-------- Provided material
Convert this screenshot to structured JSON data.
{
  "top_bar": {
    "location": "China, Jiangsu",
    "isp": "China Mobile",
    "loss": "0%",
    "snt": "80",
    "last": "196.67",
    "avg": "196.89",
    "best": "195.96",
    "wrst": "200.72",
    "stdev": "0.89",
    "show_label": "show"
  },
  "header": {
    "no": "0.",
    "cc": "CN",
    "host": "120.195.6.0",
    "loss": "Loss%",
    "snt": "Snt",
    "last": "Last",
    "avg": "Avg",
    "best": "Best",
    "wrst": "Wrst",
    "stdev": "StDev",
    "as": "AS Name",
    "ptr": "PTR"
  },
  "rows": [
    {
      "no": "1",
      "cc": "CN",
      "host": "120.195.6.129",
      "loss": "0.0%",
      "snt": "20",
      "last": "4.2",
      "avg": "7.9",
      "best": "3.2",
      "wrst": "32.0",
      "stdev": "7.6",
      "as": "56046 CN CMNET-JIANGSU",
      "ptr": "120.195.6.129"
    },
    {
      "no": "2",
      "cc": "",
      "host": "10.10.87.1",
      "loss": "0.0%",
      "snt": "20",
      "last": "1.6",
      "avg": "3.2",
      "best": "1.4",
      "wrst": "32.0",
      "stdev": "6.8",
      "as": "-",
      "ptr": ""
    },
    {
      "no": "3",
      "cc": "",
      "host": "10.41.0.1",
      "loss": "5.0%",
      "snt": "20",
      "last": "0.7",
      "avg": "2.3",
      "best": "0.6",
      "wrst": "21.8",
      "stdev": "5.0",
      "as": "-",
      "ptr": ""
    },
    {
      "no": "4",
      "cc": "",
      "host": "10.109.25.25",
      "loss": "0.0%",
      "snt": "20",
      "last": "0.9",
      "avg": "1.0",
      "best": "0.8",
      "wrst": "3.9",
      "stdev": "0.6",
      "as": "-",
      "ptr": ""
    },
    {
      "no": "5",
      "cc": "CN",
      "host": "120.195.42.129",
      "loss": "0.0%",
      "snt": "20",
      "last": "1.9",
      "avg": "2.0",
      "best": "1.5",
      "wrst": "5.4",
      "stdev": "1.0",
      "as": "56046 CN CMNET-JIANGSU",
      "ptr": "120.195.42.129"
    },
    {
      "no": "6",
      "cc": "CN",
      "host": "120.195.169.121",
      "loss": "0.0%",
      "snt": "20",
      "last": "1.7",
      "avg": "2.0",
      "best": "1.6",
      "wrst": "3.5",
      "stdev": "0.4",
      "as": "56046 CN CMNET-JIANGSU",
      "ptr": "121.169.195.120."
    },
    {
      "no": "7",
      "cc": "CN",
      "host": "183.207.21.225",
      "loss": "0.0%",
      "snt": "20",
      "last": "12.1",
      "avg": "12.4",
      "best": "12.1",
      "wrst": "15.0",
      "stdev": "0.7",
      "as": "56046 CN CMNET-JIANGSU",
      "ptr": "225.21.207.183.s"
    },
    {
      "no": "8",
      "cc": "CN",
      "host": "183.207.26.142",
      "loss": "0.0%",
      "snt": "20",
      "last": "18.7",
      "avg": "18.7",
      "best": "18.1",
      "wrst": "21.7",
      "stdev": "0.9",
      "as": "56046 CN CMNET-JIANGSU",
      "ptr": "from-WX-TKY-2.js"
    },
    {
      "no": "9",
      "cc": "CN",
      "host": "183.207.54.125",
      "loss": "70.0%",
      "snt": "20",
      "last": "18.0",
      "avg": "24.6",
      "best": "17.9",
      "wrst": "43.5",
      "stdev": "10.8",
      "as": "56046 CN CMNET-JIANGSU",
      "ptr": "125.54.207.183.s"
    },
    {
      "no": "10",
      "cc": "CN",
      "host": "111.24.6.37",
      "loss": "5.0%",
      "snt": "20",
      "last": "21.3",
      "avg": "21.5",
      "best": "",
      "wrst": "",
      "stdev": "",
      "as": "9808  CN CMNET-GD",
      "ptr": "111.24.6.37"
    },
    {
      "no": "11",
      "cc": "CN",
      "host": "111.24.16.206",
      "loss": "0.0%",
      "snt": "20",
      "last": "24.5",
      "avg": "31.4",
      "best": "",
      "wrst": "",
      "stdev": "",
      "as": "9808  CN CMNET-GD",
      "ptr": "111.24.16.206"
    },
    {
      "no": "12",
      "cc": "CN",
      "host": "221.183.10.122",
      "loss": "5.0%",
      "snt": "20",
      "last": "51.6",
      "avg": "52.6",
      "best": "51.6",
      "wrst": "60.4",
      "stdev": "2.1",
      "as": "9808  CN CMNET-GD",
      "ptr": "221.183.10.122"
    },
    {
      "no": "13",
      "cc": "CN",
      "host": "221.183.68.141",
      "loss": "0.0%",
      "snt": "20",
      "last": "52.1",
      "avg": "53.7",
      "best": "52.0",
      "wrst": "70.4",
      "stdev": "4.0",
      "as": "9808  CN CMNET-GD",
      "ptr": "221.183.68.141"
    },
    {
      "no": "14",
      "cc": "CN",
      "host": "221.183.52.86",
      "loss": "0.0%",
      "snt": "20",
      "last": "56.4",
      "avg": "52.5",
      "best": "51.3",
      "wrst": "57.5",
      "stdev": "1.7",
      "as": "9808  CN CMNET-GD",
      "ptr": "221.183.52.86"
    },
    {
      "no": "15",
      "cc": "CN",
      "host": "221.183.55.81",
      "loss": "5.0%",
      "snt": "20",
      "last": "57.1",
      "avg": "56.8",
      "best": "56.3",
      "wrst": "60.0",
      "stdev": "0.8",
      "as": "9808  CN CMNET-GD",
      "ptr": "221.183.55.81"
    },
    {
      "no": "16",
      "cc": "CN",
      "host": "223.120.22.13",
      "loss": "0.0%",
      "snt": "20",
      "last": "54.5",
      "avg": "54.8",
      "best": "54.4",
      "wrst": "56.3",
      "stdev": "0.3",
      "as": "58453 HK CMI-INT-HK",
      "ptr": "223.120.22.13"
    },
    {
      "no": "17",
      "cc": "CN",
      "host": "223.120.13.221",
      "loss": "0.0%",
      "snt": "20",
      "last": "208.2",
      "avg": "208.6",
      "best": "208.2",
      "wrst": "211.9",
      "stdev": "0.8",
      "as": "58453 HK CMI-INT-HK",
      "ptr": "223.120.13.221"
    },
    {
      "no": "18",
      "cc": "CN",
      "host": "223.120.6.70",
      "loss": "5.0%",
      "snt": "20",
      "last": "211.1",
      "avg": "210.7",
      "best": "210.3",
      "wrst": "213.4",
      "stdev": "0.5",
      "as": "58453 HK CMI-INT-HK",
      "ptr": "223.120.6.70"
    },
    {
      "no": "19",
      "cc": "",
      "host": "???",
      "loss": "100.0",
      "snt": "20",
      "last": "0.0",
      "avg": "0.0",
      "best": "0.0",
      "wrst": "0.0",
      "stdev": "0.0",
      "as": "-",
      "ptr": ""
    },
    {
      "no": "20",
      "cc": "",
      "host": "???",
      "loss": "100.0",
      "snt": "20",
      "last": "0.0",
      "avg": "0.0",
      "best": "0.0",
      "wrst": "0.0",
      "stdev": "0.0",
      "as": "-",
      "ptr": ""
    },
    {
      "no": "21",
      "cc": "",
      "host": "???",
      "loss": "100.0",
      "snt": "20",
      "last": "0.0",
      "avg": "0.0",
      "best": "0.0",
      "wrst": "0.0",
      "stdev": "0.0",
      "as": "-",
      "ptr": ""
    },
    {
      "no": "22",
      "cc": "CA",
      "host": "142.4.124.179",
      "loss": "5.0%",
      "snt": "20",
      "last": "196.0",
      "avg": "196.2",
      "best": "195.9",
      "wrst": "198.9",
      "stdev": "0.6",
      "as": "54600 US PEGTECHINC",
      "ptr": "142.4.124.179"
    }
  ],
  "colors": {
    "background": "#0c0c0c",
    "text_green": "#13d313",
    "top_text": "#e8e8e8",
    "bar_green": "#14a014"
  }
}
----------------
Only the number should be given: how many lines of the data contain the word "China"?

• Response box: 2